About George Vero Kemball
Lieut.-Colonel, George Vero Kemball
Lieut.-Colonel, was born in Oct. 1859, son of the late Major-General John Shaw Kemball, of Fairseat, Wrotham. He was educated at Harrow, and entered the Royal Artillery, as Lieutenant, 18 Dec. 1878. He served in Afghanistan, 1878-79 (Medal); became Captain 7 Sept. 1886 ; took part in the operations in Chitral, 1895, serving on the Staff, with the Relief Force. He was mentioned in Despatches [London Gazette, 15 Nov. 1895]; was given the Brevet of Major 22 Jan. 1896, and received the Medal with clasp. He was promoted to Major 10 Sept. 1896, and served on he North-West Frontier of India in 1897, in the Tochi Expedition, on the Staff; was mentioned in Despatches [London Gazette, 11 Feb. 18981, and received a clasp, In 1900 he served in West Africa, in Northern Nigeria, with the Kaduna Expedition (Medal and clasp). He was in command of the operations against the Forces of Bida and Kontagora; was mentioned n Despatches [London Gazette, 18 April, 1902]; received the Medal and clasp, and was created a Companion of the Distinguished Service Order [London Gazette, 25 April, 1902]: " George Vero Kemball, Lieut.-Colonel (Brigadier-General), Inspector General, West African Field Force. In recognition of services during the operations in West Africa (Kontagora and Bida Expeditions)." He was promoted to Lieutenant-Colonel 23 July, 1901. He commanded the Kano-Sokoto Expedition, 1903 (C.B. and clasp) ; was Director at the War Office, 1909-13, and commanded a brigade in India, 1914; was promoted to MajorGeneral 8 April, 1914. Major-General Sir G. V. Kemball served in the Great War, 1915-16, in Mesopotamia, as Major-General, General Staff of the Expeditionary Force, and in command of the 28th Frontier Force Brigade. He was present at the actions and capture of Kurna, Battles of Kut and Ctesiphon, 1915, Battles of Sheik-Saad, the Wadi, Um-el-Hannah (2), Dujailah and Sannaiyat, 1916.

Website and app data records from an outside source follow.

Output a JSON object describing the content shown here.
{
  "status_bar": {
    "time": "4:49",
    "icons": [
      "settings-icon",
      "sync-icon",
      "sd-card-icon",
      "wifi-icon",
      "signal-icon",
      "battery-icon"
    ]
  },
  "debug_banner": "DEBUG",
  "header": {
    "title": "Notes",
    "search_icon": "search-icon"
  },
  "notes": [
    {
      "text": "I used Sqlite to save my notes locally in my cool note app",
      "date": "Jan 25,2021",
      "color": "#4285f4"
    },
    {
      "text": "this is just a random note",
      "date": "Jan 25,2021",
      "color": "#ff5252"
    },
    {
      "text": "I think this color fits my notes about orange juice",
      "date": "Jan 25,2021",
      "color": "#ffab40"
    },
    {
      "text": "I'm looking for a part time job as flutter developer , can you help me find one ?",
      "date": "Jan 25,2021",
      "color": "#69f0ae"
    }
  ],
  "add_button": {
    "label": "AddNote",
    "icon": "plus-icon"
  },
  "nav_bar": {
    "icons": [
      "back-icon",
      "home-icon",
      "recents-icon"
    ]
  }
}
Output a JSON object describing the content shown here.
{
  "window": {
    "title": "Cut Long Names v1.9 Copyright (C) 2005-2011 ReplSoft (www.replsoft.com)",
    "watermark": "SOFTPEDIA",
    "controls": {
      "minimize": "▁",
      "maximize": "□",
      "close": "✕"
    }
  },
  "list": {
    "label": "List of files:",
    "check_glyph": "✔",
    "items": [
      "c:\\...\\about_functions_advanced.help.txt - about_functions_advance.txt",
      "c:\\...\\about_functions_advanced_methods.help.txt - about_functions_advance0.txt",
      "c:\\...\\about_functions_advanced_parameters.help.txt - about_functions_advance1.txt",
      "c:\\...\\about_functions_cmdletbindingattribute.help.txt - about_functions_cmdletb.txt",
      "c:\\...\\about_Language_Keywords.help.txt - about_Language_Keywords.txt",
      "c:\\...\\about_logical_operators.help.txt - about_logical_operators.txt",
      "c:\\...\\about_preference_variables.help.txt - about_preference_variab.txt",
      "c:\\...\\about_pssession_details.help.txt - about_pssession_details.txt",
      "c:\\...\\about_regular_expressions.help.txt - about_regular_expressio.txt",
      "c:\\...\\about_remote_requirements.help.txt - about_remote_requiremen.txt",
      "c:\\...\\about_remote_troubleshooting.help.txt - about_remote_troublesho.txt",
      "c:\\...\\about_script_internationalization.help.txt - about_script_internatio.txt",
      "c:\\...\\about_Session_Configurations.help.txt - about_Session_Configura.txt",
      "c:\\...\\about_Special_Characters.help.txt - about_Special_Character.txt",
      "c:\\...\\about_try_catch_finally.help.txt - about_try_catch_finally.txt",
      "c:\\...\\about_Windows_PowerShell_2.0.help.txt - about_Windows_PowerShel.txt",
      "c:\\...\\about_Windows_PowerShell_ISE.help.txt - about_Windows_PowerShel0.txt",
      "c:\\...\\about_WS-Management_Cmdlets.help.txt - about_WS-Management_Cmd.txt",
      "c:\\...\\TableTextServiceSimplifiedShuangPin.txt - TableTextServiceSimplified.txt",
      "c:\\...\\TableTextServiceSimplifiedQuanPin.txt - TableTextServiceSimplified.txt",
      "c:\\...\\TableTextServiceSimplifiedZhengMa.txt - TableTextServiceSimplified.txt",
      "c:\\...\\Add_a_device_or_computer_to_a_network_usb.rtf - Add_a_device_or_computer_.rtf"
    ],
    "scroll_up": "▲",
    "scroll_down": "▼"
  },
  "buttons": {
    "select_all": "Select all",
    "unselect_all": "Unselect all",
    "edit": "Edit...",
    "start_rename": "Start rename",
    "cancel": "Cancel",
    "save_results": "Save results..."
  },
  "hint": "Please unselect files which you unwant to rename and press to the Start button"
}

The following is an extract from a letter: "As regards Mesopotamia, it may be of interest to add : The 28th Frontier Force Brigade, consisting of the 2nd Leicestershire Regt. and 51st Sikhs, 53rd Sikhs and 56th Rifles (Frontier Force), lost, in the three months' fighting on the Tigris in the vain attempt to relieve Kut, well over 100 per cent. in killed and wounded. With a nominal establishment of some 3,100 of all ranks, the casualties from the enemy's fire, between 6 Jan. and 22 April, 1916, were over 3,800. The establishment of British officers was 75, and the casualties 121, of whom 39 were killed. At one time during that period less than half a dozen of the Regimental Staff and medical officers who had served in the Brigade remained untouched." He was mentioned twice in Despatches; was wounded at Sannaiyat, and created a K.C..M.G., June, 1916 ; commanded a division, India, 1917-19.
Ref: THE VC and DSO, the Standard Art Book, Co., Ltd., London, 1924, p. 258